Would you set down every entry shown below, precisely as written?

● ● ●

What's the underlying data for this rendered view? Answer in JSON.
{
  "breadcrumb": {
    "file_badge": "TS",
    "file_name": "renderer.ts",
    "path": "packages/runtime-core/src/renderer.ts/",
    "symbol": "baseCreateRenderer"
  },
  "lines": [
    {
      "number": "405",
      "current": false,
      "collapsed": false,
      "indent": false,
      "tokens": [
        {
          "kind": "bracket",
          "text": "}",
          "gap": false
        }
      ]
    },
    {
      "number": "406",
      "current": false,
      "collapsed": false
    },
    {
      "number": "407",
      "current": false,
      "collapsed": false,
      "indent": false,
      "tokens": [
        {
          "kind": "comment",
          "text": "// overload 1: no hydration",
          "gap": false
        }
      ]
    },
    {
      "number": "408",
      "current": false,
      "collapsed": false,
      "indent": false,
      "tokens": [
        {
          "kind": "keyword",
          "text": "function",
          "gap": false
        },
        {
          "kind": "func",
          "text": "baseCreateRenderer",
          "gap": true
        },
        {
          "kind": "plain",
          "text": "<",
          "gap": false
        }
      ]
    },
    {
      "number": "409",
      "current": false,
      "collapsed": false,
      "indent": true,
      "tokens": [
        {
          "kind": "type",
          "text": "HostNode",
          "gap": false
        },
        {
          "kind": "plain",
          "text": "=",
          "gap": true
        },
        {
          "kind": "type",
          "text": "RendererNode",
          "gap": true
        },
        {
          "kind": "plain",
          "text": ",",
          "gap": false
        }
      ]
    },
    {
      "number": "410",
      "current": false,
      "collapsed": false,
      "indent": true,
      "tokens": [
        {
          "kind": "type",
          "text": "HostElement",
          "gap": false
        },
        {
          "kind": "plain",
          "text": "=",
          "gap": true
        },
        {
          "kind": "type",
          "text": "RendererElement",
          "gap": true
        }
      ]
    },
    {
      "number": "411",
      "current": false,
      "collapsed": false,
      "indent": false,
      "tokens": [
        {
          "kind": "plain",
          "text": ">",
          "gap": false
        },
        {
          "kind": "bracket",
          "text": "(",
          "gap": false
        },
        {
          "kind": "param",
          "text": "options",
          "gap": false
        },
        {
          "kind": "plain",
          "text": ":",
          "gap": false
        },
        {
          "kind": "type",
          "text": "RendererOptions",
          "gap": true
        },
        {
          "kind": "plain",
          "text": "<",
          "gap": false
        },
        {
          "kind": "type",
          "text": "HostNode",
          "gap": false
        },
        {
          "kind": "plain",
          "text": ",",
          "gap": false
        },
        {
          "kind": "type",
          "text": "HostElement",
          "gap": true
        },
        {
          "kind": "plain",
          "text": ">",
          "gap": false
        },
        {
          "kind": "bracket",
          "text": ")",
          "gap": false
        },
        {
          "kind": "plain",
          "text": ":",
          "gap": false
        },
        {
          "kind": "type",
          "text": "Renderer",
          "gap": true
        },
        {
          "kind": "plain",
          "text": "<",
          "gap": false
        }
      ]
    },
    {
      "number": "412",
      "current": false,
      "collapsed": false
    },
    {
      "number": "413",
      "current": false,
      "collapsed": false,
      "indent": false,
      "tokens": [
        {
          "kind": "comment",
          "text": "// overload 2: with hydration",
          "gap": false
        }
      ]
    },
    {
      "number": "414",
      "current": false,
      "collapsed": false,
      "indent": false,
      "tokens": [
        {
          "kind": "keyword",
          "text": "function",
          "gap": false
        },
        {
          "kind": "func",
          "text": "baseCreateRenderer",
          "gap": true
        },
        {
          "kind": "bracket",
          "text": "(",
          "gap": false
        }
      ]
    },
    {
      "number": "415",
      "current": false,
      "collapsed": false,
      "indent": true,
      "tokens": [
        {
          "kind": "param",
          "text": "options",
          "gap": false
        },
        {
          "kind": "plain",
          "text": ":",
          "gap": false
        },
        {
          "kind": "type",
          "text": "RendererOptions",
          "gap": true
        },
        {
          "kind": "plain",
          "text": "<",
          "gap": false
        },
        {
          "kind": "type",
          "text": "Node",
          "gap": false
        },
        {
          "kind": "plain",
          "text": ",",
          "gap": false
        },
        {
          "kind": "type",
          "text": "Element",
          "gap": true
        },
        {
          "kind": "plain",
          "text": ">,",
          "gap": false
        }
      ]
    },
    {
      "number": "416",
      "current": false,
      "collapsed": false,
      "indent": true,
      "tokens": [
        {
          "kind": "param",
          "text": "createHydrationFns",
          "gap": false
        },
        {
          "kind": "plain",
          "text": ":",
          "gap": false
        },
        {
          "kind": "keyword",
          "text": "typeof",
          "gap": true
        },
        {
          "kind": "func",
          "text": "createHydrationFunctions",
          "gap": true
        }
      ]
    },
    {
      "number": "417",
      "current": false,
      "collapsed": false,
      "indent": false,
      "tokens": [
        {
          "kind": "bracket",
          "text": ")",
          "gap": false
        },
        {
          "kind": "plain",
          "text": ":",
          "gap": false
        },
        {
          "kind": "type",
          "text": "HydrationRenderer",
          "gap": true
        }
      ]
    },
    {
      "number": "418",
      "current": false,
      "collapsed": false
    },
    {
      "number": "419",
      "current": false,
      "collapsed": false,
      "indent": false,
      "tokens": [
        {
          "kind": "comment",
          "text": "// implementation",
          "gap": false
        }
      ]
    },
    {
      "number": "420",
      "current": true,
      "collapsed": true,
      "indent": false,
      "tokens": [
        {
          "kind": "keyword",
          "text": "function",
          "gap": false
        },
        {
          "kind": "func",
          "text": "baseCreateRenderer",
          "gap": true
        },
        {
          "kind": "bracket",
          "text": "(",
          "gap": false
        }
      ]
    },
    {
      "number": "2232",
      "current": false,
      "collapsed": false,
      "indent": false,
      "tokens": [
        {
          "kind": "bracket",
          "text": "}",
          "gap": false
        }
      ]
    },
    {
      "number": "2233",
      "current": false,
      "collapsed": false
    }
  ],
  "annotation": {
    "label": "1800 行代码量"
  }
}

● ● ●

▶ **TASK OUTPUT**
What's the underlying data for this rendered view? Answer in JSON.
{
  "breadcrumb": {
    "file_badge": "TS",
    "file_name": "renderer.ts",
    "path": "packages/runtime-core/src/renderer.ts/",
    "symbol": "baseCreateRenderer"
  },
  "lines": [
    {
      "number": "405",
      "current": false,
      "collapsed": false,
      "indent": false,
      "tokens": [
        {
          "kind": "bracket",
          "text": "}",
          "gap": false
        }
      ]
    },
    {
      "number": "406",
      "current": false,
      "collapsed": false
    },
    {
      "number": "407",
      "current": false,
      "collapsed": false,
      "indent": false,
      "tokens": [
        {
          "kind": "comment",
          "text": "// overload 1: no hydration",
          "gap": false
        }
      ]
    },
    {
      "number": "408",
      "current": false,
      "collapsed": false,
      "indent": false,
      "tokens": [
        {
          "kind": "keyword",
          "text": "function",
          "gap": false
        },
        {
          "kind": "func",
          "text": "baseCreateRenderer",
          "gap": true
        },
        {
          "kind": "plain",
          "text": "<",
          "gap": false
        }
      ]
    },
    {
      "number": "409",
      "current": false,
      "collapsed": false,
      "indent": true,
      "tokens": [
        {
          "kind": "type",
          "text": "HostNode",
          "gap": false
        },
        {
          "kind": "plain",
          "text": "=",
          "gap": true
        },
        {
          "kind": "type",
          "text": "RendererNode",
          "gap": true
        },
        {
          "kind": "plain",
          "text": ",",
          "gap": false
        }
      ]
    },
    {
      "number": "410",
      "current": false,
      "collapsed": false,
      "indent": true,
      "tokens": [
        {
          "kind": "type",
          "text": "HostElement",
          "gap": false
        },
        {
          "kind": "plain",
          "text": "=",
          "gap": true
        },
        {
          "kind": "type",
          "text": "RendererElement",
          "gap": true
        }
      ]
    },
    {
      "number": "411",
      "current": false,
      "collapsed": false,
      "indent": false,
      "tokens": [
        {
          "kind": "plain",
          "text": ">",
          "gap": false
        },
        {
          "kind": "bracket",
          "text": "(",
          "gap": false
        },
        {
          "kind": "param",
          "text": "options",
          "gap": false
        },
        {
          "kind": "plain",
          "text": ":",
          "gap": false
        },
        {
          "kind": "type",
          "text": "RendererOptions",
          "gap": true
        },
        {
          "kind": "plain",
          "text": "<",
          "gap": false
        },
        {
          "kind": "type",
          "text": "HostNode",
          "gap": false
        },
        {
          "kind": "plain",
          "text": ",",
          "gap": false
        },
        {
          "kind": "type",
          "text": "HostElement",
          "gap": true
        },
        {
          "kind": "plain",
          "text": ">",
          "gap": false
        },
        {
          "kind": "bracket",
          "text": ")",
          "gap": false
        },
        {
          "kind": "plain",
          "text": ":",
          "gap": false
        },
        {
          "kind": "type",
          "text": "Renderer",
          "gap": true
        },
        {
          "kind": "plain",
          "text": "<",
          "gap": false
        }
      ]
    },
    {
      "number": "412",
      "current": false,
      "collapsed": false
    },
    {
      "number": "413",
      "current": false,
      "collapsed": false,
      "indent": false,
      "tokens": [
        {
          "kind": "comment",
          "text": "// overload 2: with hydration",
          "gap": false
        }
      ]
    },
    {
      "number": "414",
      "current": false,
      "collapsed": false,
      "indent": false,
      "tokens": [
        {
          "kind": "keyword",
          "text": "function",
          "gap": false
        },
        {
          "kind": "func",
          "text": "baseCreateRenderer",
          "gap": true
        },
        {
          "kind": "bracket",
          "text": "(",
          "gap": false
        }
      ]
    },
    {
      "number": "415",
      "current": false,
      "collapsed": false,
      "indent": true,
      "tokens": [
        {
          "kind": "param",
          "text": "options",
          "gap": false
        },
        {
          "kind": "plain",
          "text": ":",
          "gap": false
        },
        {
          "kind": "type",
          "text": "RendererOptions",
          "gap": true
        },
        {
          "kind": "plain",
          "text": "<",
          "gap": false
        },
        {
          "kind": "type",
          "text": "Node",
          "gap": false
        },
        {
          "kind": "plain",
          "text": ",",
          "gap": false
        },
        {
          "kind": "type",
          "text": "Element",
          "gap": true
        },
        {
          "kind": "plain",
          "text": ">,",
          "gap": false
        }
      ]
    },
    {
      "number": "416",
      "current": false,
      "collapsed": false,
      "indent": true,
      "tokens": [
        {
          "kind": "param",
          "text": "createHydrationFns",
          "gap": false
        },
        {
          "kind": "plain",
          "text": ":",
          "gap": false
        },
        {
          "kind": "keyword",
          "text": "typeof",
          "gap": true
        },
        {
          "kind": "func",
          "text": "createHydrationFunctions",
          "gap": true
        }
      ]
    },
    {
      "number": "417",
      "current": false,
      "collapsed": false,
      "indent": false,
      "tokens": [
        {
          "kind": "bracket",
          "text": ")",
          "gap": false
        },
        {
          "kind": "plain",
          "text": ":",
          "gap": false
        },
        {
          "kind": "type",
          "text": "HydrationRenderer",
          "gap": true
        }
      ]
    },
    {
      "number": "418",
      "current": false,
      "collapsed": false
    },
    {
      "number": "419",
      "current": false,
      "collapsed": false,
      "indent": false,
      "tokens": [
        {
          "kind": "comment",
          "text": "// implementation",
          "gap": false
        }
      ]
    },
    {
      "number": "420",
      "current": true,
      "collapsed": true,
      "indent": false,
      "tokens": [
        {
          "kind": "keyword",
          "text": "function",
          "gap": false
        },
        {
          "kind": "func",
          "text": "baseCreateRenderer",
          "gap": true
        },
        {
          "kind": "bracket",
          "text": "(",
          "gap": false
        }
      ]
    },
    {
      "number": "2232",
      "current": false,
      "collapsed": false,
      "indent": false,
      "tokens": [
        {
          "kind": "bracket",
          "text": "}",
          "gap": false
        }
      ]
    },
    {
      "number": "2233",
      "current": false,
      "collapsed": false
    }
  ],
  "annotation": {
    "label": "1800 行代码量"
  }
}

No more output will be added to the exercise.